* **Instructions for the task**:
Pull every line of the entries that has the word "location".

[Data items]

┄┄┄┄┄┄┄┄┄┄┄┄┄┄┄┄┄┄┄┄

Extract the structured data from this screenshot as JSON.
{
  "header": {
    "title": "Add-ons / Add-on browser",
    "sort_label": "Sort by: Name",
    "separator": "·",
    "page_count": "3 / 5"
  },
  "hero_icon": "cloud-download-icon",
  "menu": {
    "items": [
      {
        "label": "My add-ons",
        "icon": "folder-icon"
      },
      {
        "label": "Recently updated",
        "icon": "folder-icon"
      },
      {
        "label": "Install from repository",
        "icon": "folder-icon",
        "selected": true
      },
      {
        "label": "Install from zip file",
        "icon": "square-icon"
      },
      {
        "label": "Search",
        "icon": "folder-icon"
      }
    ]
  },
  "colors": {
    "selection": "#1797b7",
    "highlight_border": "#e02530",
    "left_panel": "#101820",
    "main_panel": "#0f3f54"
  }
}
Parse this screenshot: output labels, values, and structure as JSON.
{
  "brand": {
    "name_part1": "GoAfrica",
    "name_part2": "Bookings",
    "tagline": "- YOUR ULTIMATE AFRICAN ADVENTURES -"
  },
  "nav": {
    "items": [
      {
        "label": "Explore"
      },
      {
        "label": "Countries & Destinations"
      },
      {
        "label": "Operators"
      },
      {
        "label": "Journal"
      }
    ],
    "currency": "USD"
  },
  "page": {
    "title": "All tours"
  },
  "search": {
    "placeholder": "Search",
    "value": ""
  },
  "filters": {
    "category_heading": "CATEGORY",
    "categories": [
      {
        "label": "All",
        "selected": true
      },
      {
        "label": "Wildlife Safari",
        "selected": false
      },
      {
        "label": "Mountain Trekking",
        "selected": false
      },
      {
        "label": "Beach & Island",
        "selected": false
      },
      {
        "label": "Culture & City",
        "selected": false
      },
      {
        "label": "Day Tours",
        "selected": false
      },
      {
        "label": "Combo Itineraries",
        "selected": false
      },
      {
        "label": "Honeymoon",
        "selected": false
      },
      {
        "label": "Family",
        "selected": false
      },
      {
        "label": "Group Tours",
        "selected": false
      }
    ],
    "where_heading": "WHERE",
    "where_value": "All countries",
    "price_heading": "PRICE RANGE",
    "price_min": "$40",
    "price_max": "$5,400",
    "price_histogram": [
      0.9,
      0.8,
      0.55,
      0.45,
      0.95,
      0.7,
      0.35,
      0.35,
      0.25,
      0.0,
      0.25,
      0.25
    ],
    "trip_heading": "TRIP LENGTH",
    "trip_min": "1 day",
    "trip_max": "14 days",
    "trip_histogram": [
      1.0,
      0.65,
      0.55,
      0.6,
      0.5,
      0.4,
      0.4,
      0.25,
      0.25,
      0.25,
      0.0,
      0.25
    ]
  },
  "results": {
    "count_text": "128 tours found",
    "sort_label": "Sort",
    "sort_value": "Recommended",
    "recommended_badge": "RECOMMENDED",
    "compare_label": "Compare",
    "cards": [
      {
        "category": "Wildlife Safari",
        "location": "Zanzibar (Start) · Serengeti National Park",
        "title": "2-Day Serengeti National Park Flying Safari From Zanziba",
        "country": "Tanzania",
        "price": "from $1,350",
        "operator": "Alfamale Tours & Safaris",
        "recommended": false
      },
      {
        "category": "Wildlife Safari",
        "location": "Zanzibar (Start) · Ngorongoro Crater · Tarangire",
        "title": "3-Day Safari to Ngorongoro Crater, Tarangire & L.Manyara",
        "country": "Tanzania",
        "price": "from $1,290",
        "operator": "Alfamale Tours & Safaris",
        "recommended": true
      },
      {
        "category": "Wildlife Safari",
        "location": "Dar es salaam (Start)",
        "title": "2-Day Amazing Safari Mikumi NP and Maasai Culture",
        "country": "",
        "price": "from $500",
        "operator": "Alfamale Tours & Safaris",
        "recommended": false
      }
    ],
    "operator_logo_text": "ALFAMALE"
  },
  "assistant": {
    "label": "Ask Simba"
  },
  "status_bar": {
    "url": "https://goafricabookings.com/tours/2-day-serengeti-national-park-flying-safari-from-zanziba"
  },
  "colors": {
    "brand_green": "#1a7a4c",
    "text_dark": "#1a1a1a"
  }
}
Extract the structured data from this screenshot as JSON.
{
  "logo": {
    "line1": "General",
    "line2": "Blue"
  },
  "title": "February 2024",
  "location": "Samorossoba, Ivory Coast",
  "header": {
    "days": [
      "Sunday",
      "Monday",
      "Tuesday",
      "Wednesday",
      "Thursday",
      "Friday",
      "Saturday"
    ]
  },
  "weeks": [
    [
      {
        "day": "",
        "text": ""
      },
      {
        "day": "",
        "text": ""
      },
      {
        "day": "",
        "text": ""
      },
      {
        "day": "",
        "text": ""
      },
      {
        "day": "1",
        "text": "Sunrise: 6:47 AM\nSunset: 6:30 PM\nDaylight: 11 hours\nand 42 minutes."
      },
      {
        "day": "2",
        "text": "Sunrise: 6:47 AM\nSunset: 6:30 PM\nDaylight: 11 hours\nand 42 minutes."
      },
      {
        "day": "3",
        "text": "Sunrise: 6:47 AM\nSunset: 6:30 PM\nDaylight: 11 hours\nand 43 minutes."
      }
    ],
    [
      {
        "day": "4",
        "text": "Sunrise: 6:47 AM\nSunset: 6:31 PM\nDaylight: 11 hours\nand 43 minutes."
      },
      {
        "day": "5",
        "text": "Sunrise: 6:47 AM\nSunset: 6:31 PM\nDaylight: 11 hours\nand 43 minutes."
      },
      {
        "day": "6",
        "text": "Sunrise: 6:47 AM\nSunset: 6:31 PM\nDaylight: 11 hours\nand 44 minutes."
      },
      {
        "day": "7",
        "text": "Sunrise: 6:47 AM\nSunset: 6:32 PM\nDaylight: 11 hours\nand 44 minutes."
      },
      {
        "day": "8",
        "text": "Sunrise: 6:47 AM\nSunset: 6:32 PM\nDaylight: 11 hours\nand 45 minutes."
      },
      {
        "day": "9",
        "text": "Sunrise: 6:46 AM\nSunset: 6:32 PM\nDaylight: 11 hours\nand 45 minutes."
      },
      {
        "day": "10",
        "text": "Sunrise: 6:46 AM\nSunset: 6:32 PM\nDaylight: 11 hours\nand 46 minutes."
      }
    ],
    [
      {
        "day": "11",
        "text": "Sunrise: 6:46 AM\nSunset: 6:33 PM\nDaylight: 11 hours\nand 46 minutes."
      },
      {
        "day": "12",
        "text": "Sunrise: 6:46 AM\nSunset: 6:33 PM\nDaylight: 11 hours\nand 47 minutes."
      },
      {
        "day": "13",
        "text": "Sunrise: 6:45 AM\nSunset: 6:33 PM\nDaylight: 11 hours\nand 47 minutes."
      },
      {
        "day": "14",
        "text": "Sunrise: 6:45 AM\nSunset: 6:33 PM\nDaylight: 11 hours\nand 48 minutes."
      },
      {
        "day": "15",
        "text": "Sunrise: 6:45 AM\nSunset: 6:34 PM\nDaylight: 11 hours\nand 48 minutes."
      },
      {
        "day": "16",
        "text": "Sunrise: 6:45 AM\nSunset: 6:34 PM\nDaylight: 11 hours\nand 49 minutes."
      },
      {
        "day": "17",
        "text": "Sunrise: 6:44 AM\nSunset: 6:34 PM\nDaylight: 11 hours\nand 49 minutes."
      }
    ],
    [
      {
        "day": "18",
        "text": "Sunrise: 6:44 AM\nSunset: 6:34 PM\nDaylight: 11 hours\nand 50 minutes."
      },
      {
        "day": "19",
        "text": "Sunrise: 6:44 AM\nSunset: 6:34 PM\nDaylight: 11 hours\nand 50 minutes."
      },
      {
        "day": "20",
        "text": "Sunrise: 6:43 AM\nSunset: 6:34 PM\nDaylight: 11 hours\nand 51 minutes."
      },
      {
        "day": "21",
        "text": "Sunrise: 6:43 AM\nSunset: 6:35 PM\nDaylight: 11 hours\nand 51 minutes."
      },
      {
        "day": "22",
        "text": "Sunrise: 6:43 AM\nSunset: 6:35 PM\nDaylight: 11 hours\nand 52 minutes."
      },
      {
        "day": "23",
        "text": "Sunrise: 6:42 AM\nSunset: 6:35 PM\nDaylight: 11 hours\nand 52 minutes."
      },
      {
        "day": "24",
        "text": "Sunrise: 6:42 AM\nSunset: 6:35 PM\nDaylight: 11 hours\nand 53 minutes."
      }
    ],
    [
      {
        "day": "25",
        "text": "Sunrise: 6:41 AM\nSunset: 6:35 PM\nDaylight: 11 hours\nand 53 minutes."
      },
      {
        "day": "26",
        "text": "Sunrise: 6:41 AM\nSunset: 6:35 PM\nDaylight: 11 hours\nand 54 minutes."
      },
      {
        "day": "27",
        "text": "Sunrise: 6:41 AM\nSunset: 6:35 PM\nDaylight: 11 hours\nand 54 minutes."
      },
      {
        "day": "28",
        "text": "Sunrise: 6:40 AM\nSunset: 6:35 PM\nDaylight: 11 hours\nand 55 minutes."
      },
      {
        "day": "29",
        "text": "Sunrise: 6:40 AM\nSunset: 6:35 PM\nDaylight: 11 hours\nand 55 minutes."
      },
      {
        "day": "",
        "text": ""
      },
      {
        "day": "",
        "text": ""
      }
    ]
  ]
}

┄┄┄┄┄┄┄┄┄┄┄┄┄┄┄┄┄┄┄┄

* **Answer for the task**:
        "location": "Zanzibar (Start) · Serengeti National Park",
        "location": "Zanzibar (Start) · Ngorongoro Crater · Tarangire",
        "location": "Dar es salaam (Start)",
  "location": "Samorossoba, Ivory Coast",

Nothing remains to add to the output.